VH1 Rock Doc: Monterey 40
Empty9 p.m. Saturday, June 16
This superb installment of the "VH1 Rock Doc" franchise from producer-director Erik Himmelsbach returns us to the weekend of June 16-18, 1967, and the legendary Monterey Pop Festival, which somehow pales historically beside the notorious Woodstock but was at least as musically and culturally significant. Looking 40 years into the rearview mirror, the first of the gargantuan rock/pop happenings proved a seminal moment for the emerging drug culture and exploding underground music scene.
"Monterey 40" gathers many of the survivors (including David Crosby, Grace Slick and promoter Lou Adler) for interviews that, paired with the abundant footage, weave a vivid tapestry of images that do the event -- and the era -- full justice. At the same time, the docu spells out the values war that had erupted between the music acts based in Los Angeles and San Francisco. In a time of such conservatism, intolerance and apathy, this hour feels less like climbing into a time machine than witnessing the social tsunami of a different planet entirely.

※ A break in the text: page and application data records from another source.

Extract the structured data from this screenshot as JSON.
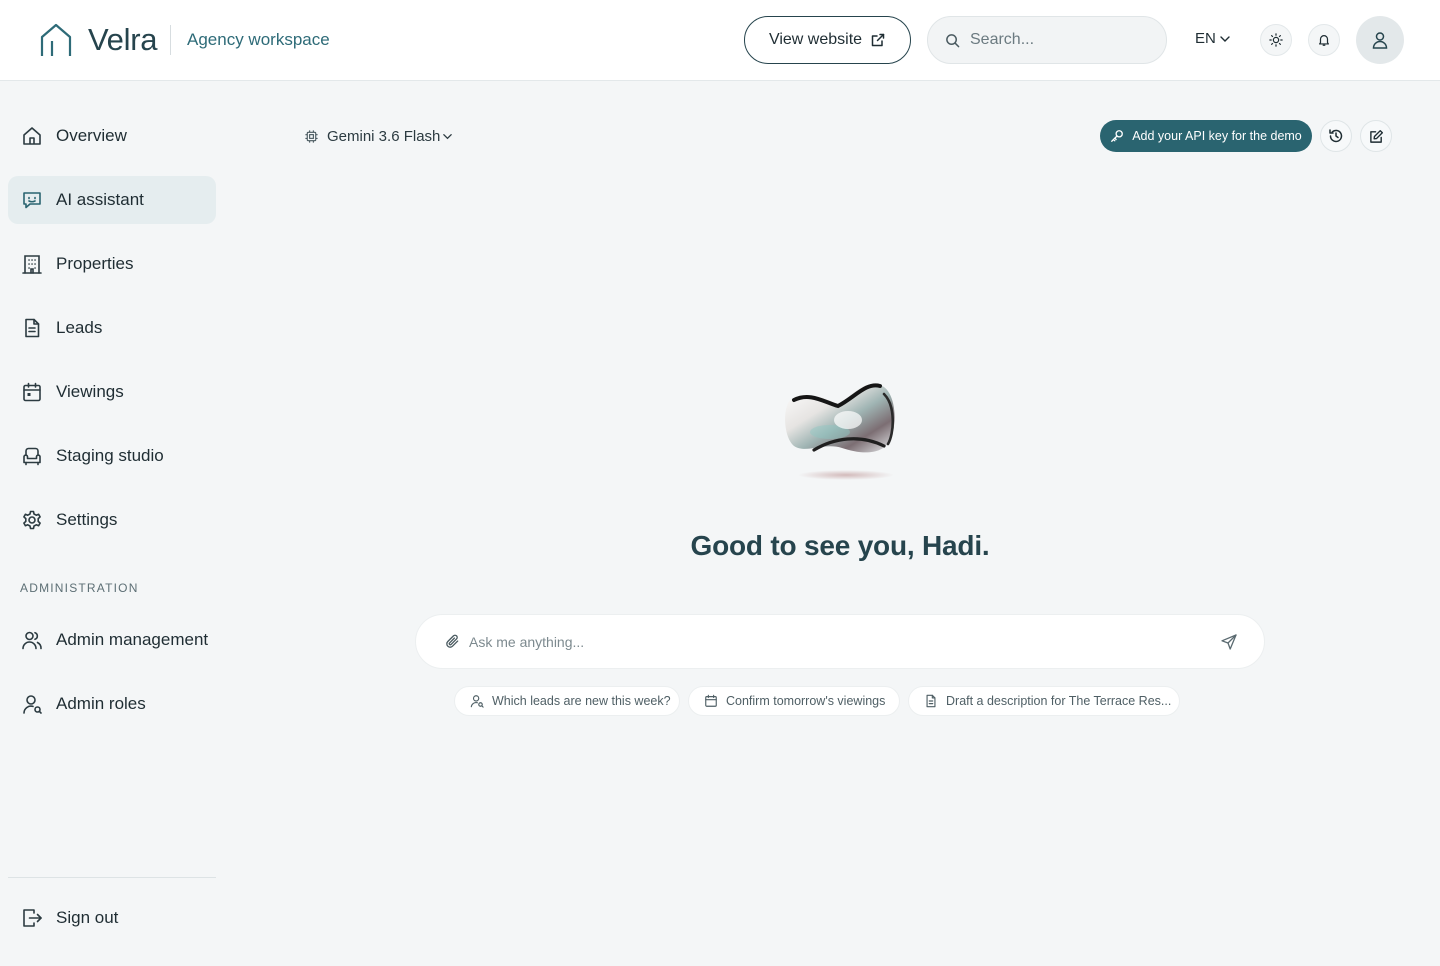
{
  "header": {
    "brand_name": "Velra",
    "brand_subtitle": "Agency workspace",
    "view_website_label": "View website",
    "search_placeholder": "Search...",
    "language": "EN"
  },
  "sidebar": {
    "items": [
      {
        "label": "Overview",
        "icon": "home-icon",
        "active": false
      },
      {
        "label": "AI assistant",
        "icon": "chat-bot-icon",
        "active": true
      },
      {
        "label": "Properties",
        "icon": "building-icon",
        "active": false
      },
      {
        "label": "Leads",
        "icon": "document-icon",
        "active": false
      },
      {
        "label": "Viewings",
        "icon": "calendar-icon",
        "active": false
      },
      {
        "label": "Staging studio",
        "icon": "armchair-icon",
        "active": false
      },
      {
        "label": "Settings",
        "icon": "gear-icon",
        "active": false
      }
    ],
    "admin_section_label": "ADMINISTRATION",
    "admin_items": [
      {
        "label": "Admin management",
        "icon": "users-icon"
      },
      {
        "label": "Admin roles",
        "icon": "user-role-icon"
      }
    ],
    "sign_out_label": "Sign out"
  },
  "assistant": {
    "model_name": "Gemini 3.6 Flash",
    "api_key_button": "Add your API key for the demo",
    "greeting": "Good to see you, Hadi.",
    "input_placeholder": "Ask me anything...",
    "suggestions": [
      {
        "label": "Which leads are new this week?",
        "icon": "user-search-icon"
      },
      {
        "label": "Confirm tomorrow's viewings",
        "icon": "calendar-icon"
      },
      {
        "label": "Draft a description for The Terrace Res...",
        "icon": "document-icon"
      }
    ]
  },
  "colors": {
    "accent": "#2a6470",
    "brand_text": "#26444d",
    "background": "#f4f6f7",
    "active_nav": "#e5edef"
  }
}
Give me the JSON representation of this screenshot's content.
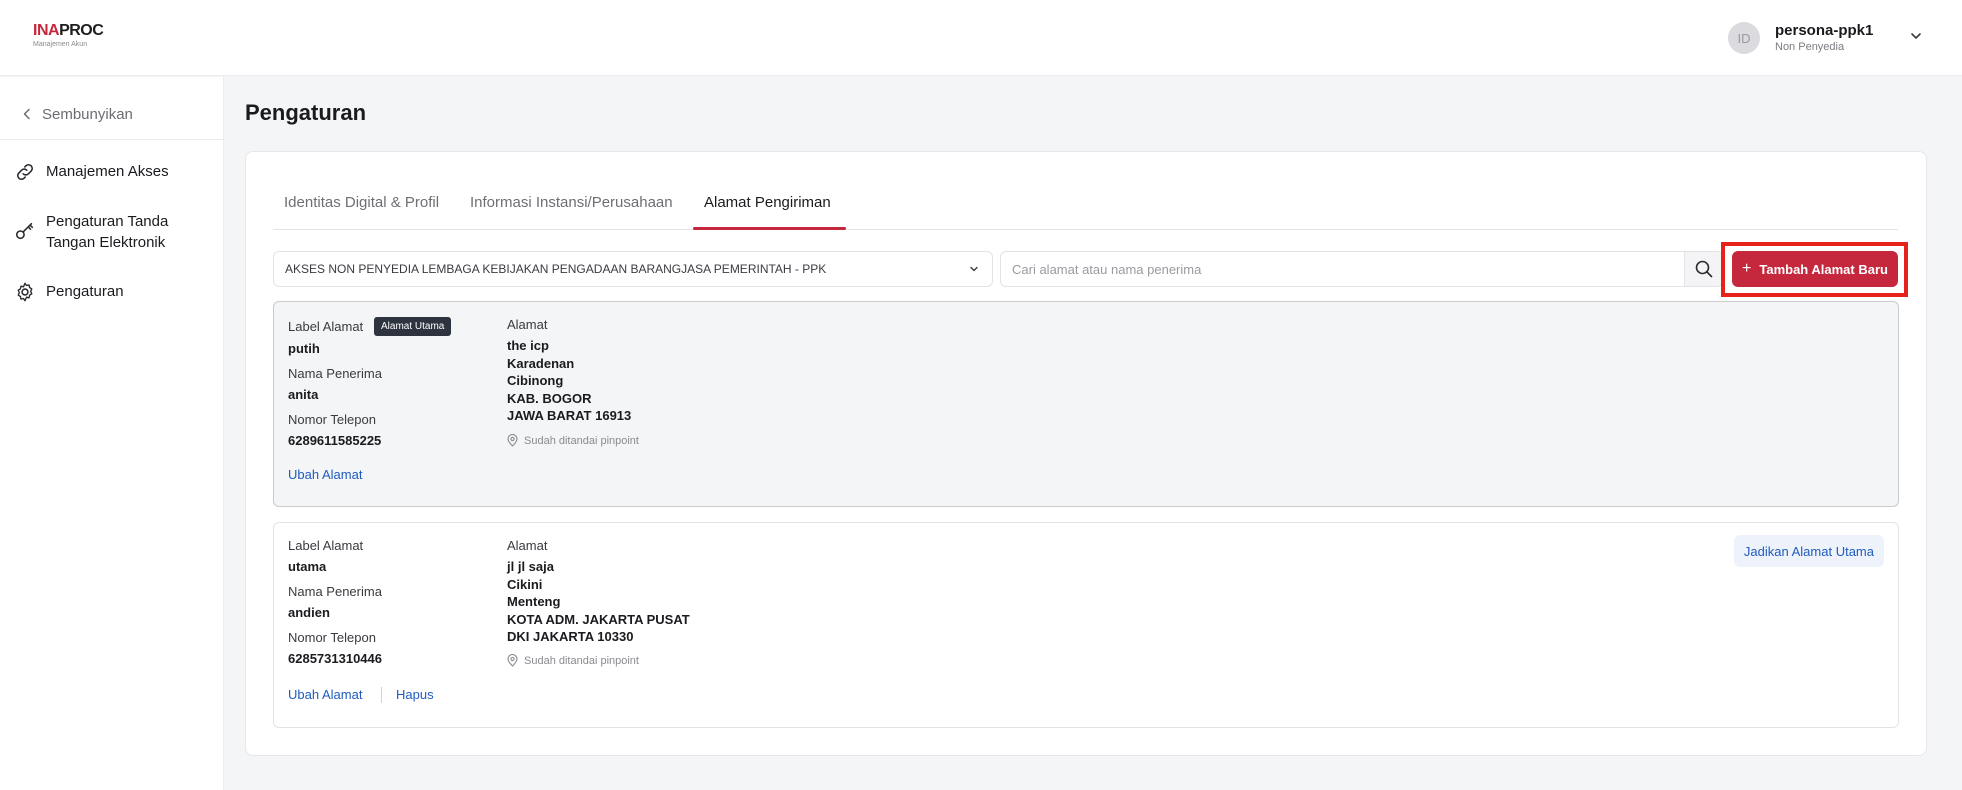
{
  "header": {
    "logo_main_red": "INA",
    "logo_main_dark": "PROC",
    "logo_sub": "Manajemen Akun",
    "avatar_initials": "ID",
    "user_name": "persona-ppk1",
    "user_role": "Non Penyedia"
  },
  "sidebar": {
    "hide_label": "Sembunyikan",
    "items": [
      {
        "label": "Manajemen Akses",
        "icon": "link-icon"
      },
      {
        "label": "Pengaturan Tanda Tangan Elektronik",
        "icon": "key-icon"
      },
      {
        "label": "Pengaturan",
        "icon": "gear-icon"
      }
    ]
  },
  "page": {
    "title": "Pengaturan"
  },
  "tabs": [
    {
      "label": "Identitas Digital & Profil",
      "active": false
    },
    {
      "label": "Informasi Instansi/Perusahaan",
      "active": false
    },
    {
      "label": "Alamat Pengiriman",
      "active": true
    }
  ],
  "filter": {
    "selected_access": "AKSES NON PENYEDIA LEMBAGA KEBIJAKAN PENGADAAN BARANGJASA PEMERINTAH - PPK",
    "search_placeholder": "Cari alamat atau nama penerima",
    "search_value": "",
    "add_button_label": "Tambah Alamat Baru"
  },
  "field_labels": {
    "label_alamat": "Label Alamat",
    "nama_penerima": "Nama Penerima",
    "nomor_telepon": "Nomor Telepon",
    "alamat": "Alamat"
  },
  "addresses": [
    {
      "label": "putih",
      "badge": "Alamat Utama",
      "recipient": "anita",
      "phone": "6289611585225",
      "lines": [
        "the icp",
        "Karadenan",
        "Cibinong",
        "KAB. BOGOR",
        "JAWA BARAT 16913"
      ],
      "pinpoint": "Sudah ditandai pinpoint",
      "edit_label": "Ubah Alamat"
    },
    {
      "label": "utama",
      "recipient": "andien",
      "phone": "6285731310446",
      "lines": [
        "jl jl saja",
        "Cikini",
        "Menteng",
        "KOTA ADM. JAKARTA PUSAT",
        "DKI JAKARTA 10330"
      ],
      "pinpoint": "Sudah ditandai pinpoint",
      "edit_label": "Ubah Alamat",
      "delete_label": "Hapus",
      "make_primary_label": "Jadikan Alamat Utama"
    }
  ],
  "colors": {
    "brand_red": "#c5283d",
    "link_blue": "#1f5bbf",
    "highlight_red": "#e5231b",
    "badge_dark": "#2d3440"
  }
}
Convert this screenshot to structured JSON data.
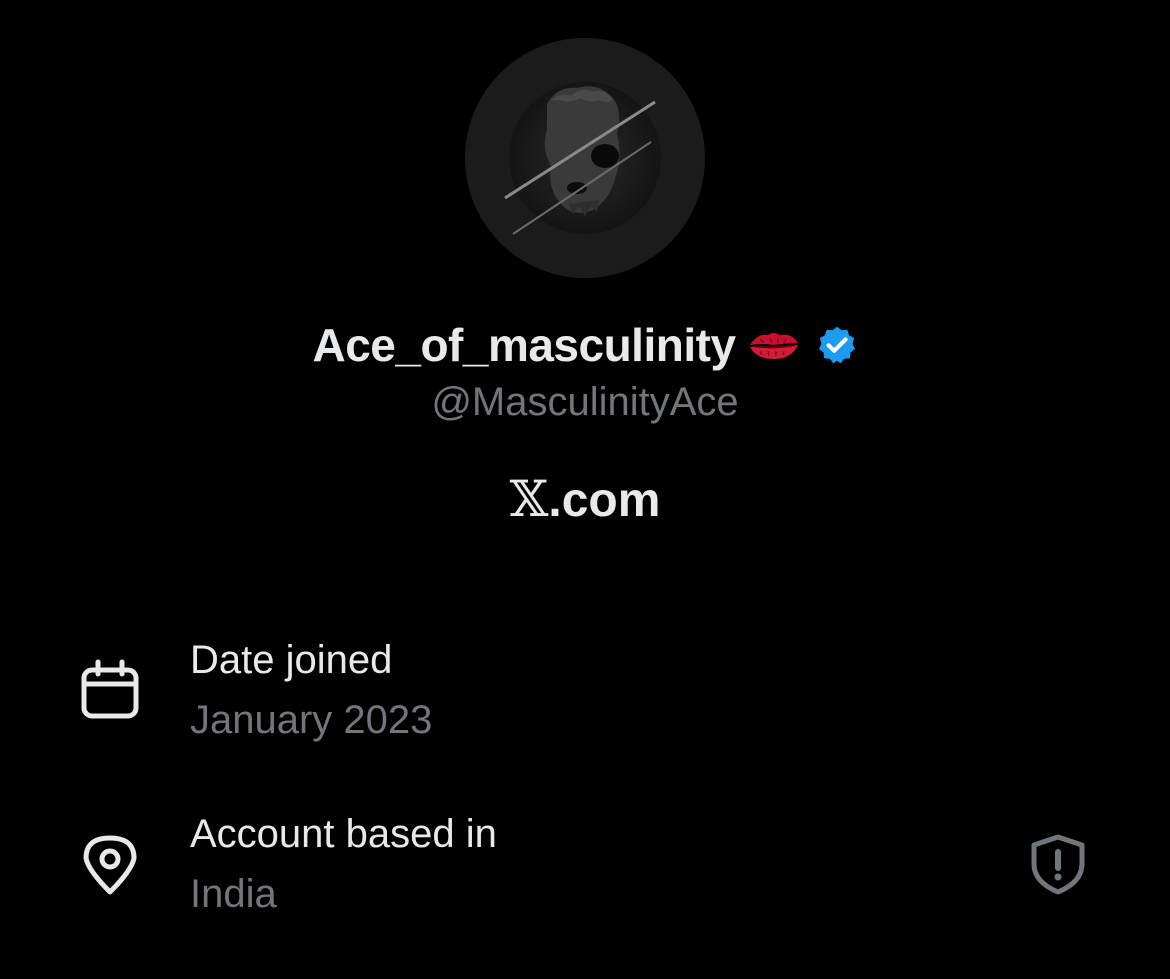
{
  "profile": {
    "display_name": "Ace_of_masculinity",
    "name_emoji_icon": "kiss-mark-icon",
    "verified_icon": "verified-badge-icon",
    "handle": "@MasculinityAce",
    "site_prefix": "𝕏",
    "site_suffix": ".com"
  },
  "about": {
    "items": [
      {
        "icon": "calendar-icon",
        "label": "Date joined",
        "value": "January 2023"
      },
      {
        "icon": "location-pin-icon",
        "label": "Account based in",
        "value": "India",
        "trailing_icon": "shield-alert-icon"
      }
    ]
  },
  "colors": {
    "background": "#000000",
    "primary_text": "#e7e9ea",
    "secondary_text": "#71767b",
    "verified_blue": "#1d9bf0",
    "lips_red": "#c8102e"
  }
}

The bill of acts that played that weekend at the Monterey Fairgrounds reads like a musical hall of fame: Jimi Hendrix, the Who, the Mamas and the Papas, the Jefferson Airplane, Simon & Garfunkel, Otis Redding, Big Brother & the Holding Company (headed of course by the wailing Janis Joplin), Country Joe and the Fish and Eric Burdon and the Animals. Joplin and Hendrix were still relative unknowns who used the festival as their own personal coming-out party. But at least equal to the bracing performances was the open consumption of weed and acid -- the LSD use so prevalent that a "bad trip tent" was set up on site.
But despite the presence of cops in riot gear, Monterey Pop never veered out of control, proving a peaceful, eccentric affair that helped define a distinctive period. The fine "Monterey 40" brings it all back in style.